Deal Radar last discussed the use of medical technology to treat a specific problem with VeraLight, which has developed a test to detect diabetes early. Today we look at SpineMatrix, an innovative medical technology company specializing in advanced spinal diagnostics. The company has developed the Lumbar Matrix Scan, a diagnostic procedure which can produce an all-inclusive physiological image of the lower back. The system uses an array of non-invasive, deep-penetrating electrodes and generates an image to measure paraspinal neuromuscular activity. With the results of the scan, a physician can diagnose the reason behind low back pain and tell the patient if the source of the pain is a disc, a facet or a muscle.
President and CEO Ben Shappley has over 25 years of orthopedic and neurosurgical implant experience. He was previously founder and CEO of Orthomatrix and SVP at Wright Medical Technology. He was also VP at four other companies – Applied Osteo Systems, Medtronic Sofamor Danek, American Medical Electronics and Smith & Nephew. Before joining SpineMatrix, he was president of Theken Spine, a Princeton-based osteobiologics company. Around that time he was introduced to the technology that is now SpineMatrix.
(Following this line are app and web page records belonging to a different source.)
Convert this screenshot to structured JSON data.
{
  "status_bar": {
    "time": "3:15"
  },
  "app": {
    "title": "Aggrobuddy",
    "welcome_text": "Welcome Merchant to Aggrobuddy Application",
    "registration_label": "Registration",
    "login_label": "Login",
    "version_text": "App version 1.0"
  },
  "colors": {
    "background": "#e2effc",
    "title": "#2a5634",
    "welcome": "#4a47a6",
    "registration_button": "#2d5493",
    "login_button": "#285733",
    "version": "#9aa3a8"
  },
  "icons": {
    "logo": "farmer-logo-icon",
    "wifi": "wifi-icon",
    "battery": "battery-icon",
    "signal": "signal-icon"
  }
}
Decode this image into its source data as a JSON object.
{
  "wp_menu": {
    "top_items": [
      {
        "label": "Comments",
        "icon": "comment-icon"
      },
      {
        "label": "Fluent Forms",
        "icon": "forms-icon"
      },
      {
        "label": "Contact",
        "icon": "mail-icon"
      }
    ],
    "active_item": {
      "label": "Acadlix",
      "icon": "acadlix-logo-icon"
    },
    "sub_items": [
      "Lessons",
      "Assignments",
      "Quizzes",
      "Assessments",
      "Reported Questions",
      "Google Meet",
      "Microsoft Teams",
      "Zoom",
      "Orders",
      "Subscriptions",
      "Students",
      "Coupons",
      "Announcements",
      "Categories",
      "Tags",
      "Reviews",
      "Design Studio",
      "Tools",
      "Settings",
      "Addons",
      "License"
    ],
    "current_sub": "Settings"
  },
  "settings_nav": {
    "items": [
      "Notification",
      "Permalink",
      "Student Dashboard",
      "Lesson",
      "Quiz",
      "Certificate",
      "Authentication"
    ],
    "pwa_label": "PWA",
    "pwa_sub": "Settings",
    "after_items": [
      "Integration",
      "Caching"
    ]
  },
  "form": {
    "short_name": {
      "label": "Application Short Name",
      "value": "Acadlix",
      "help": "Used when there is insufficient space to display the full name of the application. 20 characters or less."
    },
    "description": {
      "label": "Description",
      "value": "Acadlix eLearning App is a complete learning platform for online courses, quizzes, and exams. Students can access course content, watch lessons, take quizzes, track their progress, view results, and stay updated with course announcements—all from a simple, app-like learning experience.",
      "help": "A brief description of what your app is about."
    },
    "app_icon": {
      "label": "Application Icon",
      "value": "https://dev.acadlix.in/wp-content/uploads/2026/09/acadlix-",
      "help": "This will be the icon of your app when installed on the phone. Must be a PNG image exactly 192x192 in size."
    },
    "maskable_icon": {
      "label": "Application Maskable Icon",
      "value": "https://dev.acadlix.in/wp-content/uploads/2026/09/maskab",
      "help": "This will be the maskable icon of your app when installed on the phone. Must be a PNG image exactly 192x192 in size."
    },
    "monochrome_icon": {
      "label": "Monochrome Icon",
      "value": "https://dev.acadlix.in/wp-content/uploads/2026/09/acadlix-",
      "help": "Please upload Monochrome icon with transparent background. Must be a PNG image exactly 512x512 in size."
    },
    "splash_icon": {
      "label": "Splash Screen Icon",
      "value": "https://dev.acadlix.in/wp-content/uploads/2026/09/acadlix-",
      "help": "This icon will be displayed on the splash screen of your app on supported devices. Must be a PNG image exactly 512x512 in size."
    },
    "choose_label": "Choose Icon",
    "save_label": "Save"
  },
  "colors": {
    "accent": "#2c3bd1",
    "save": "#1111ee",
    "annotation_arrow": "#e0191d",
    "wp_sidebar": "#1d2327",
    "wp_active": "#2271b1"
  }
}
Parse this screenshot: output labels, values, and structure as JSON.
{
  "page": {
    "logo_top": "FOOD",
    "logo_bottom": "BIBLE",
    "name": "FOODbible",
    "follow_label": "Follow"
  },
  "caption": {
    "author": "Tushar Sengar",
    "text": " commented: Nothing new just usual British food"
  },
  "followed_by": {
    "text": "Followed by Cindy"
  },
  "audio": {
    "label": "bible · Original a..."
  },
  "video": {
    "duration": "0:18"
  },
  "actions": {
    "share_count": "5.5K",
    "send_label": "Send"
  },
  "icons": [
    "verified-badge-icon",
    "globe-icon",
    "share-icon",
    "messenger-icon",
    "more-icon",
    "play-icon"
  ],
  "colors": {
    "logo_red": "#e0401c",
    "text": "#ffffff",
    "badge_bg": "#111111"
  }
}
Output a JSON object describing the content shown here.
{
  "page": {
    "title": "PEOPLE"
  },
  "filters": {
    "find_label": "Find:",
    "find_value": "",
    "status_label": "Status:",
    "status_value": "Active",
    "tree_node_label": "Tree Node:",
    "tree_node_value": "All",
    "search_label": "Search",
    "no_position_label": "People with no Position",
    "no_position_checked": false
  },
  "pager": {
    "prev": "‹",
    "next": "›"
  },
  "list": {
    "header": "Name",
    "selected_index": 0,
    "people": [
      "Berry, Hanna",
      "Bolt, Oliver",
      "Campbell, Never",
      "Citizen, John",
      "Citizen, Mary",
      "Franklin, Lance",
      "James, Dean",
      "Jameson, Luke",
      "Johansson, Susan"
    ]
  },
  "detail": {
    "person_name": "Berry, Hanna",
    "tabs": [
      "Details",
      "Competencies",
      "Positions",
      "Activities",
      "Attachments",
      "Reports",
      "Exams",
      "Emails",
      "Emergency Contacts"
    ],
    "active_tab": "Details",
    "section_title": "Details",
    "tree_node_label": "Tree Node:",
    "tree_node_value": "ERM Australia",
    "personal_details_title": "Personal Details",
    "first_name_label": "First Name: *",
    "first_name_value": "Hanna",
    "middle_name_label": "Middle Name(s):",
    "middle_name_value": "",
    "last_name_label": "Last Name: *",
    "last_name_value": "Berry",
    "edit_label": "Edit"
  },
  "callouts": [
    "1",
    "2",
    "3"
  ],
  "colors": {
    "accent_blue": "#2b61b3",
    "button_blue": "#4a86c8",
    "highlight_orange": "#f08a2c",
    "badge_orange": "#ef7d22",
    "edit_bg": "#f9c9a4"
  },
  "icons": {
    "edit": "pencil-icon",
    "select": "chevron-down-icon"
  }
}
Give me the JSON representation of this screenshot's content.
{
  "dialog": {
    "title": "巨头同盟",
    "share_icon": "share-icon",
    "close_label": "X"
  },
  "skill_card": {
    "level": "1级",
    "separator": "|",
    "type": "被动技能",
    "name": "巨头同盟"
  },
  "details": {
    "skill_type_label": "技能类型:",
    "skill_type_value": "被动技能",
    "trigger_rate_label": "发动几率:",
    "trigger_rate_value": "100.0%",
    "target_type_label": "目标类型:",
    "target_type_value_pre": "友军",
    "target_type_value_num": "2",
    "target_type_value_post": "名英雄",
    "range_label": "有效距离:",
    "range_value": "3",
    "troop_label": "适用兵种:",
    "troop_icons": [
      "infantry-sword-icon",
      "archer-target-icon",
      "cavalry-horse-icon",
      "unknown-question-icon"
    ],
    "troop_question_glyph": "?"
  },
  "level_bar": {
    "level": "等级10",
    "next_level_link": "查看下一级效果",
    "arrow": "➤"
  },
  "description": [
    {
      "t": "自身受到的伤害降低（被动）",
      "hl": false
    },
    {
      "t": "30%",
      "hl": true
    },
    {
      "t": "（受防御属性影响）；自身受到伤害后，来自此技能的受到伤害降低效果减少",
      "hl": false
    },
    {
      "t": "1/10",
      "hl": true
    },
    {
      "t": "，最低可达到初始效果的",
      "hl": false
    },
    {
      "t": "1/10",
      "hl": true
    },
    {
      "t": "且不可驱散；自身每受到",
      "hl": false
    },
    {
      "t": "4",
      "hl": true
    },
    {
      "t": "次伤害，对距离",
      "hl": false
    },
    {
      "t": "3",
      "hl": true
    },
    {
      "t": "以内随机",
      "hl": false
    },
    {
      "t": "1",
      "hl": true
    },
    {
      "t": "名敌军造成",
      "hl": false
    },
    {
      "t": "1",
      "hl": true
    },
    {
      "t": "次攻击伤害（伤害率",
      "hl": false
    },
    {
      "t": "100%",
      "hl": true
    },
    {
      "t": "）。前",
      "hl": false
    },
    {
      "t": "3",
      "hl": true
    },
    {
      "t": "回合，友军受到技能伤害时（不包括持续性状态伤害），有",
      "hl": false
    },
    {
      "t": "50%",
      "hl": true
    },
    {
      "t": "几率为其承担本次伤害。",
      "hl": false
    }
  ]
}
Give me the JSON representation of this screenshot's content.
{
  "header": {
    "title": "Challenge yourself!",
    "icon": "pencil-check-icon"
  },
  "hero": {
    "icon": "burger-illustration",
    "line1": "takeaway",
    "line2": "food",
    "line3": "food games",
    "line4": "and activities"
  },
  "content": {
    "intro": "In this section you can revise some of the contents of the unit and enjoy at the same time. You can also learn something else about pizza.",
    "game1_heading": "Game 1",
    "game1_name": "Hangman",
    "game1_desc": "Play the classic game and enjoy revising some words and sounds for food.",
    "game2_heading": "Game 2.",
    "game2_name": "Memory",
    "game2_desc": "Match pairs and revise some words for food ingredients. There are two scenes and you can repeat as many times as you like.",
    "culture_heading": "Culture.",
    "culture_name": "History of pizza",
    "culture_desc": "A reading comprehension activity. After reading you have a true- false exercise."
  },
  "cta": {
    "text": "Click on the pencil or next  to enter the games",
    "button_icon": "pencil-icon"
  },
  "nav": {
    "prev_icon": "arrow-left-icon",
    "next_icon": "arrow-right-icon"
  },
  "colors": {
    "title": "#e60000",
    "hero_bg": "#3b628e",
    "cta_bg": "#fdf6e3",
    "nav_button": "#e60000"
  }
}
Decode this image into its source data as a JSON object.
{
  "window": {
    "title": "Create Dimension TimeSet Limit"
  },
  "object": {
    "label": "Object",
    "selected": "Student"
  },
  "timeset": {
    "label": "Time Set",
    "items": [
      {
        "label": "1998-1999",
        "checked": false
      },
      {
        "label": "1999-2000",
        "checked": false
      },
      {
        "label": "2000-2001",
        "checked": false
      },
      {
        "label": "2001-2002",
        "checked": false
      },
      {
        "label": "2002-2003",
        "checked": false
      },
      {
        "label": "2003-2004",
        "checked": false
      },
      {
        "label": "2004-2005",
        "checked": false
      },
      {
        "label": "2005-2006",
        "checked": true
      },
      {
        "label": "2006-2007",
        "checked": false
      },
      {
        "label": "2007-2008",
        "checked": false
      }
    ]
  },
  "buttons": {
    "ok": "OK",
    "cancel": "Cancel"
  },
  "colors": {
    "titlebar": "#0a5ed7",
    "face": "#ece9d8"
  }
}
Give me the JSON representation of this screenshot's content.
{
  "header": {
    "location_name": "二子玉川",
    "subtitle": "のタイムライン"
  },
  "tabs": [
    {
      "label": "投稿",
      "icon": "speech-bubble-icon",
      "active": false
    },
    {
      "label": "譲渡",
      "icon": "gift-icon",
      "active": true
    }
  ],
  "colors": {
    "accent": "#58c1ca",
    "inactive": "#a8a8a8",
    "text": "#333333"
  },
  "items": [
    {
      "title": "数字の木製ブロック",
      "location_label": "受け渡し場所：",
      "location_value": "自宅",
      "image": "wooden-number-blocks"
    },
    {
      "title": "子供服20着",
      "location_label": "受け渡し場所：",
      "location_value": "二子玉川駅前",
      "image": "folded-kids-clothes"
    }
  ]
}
The Akron, Ohio-based company raised a $9.5 million Series A from Nationwide Insurance, ABL Group, Z2 Ventures, X-Gen, Ohio Innovation Fund and Dan Kellogg in 2002 and an $8 million Series B from the Psilos Group, Ohio Department of Development and ABL Group in 2007.
According to the CEO, low back pain (LBP) is the most common and costly non-life threatening disease affecting the industrialized world. Estimated costs in the United States exceed $170 billion annually, with approximately $60 billion as medical expenditures and $110 billion related to indemnity costs. Over half of patients with LBP have pain in the lumbar region. It is reported that with conservative care measures including rest, non-steroidal anti-inflammatory drugs and physical therapy, 80% of occurrences of LBP resolve themselves within 6-10 weeks. The 10 million LBP patients who fail to respond to conservative care and continue to have LBP are considered chronic. Chronic LBP patients consume 80% of the total costs related to LBP.
Over 85% of patients with LBP aren’t accurately diagnosed using traditional tools like an X-ray, MRI, CT scan or other invasive diagnostic procedures. Facet joint injections and discograms are often used to aid the physician with the diagnosis, but these invasive procedures are often painful and costly and involve risk with associated side effects; they are documented to be ineffective up to 50% of the time. To accurately determine the source of low back pain and recommend treatment, physicians need information on physiology as well as anatomy, which is provided with the Lumbar Matrix Scan. According to the company, it is the only physiological diagnostic procedure to produce an all-inclusive image of the lower back.
SpineMatrix targets physician practices like ortho and neuro spine surgeons, pain management, physical medicine & rehab as well as hospitals. The company says that since its official entry, SpineMatrix has received a phenomenal response to its technology. This does not mean that there have not been challenges: since the technology is new, reimbursement is an issue as physicians are sometimes reluctant to integrate something into their practice if they aren’t sure about immediate payment. Reimbursement problems have slowed the company’s plans. But SpineMatrix is generating revenue even though the Lumbar Matrix Scan was introduced just a year ago.
There are already 20 centers using this technology. Each center is expected to be capable of initially doing 50 scans a month. The price of an array is $90, resulting in $4,500 in monthly revenue per site. The company uses a simple business model with the intention of covering the cost of its hardware while generating substantial revenue with the sales of its single-use arrays.
SpineMatrix is focused on countering resistance to achieving reimbursement from traditional health plans. It intends to work directly with large, self-insured employers who are familiar with the costs of ongoing treatment for low back pain.
As the company is on the way to profitability, CEO Ben Shappley feels that SpineMatrix is a good acquisition target for larger orthopedic companies, who he says are already keeping a close eye on it for the future.
This segment is a part in the series : Deal Radar 2009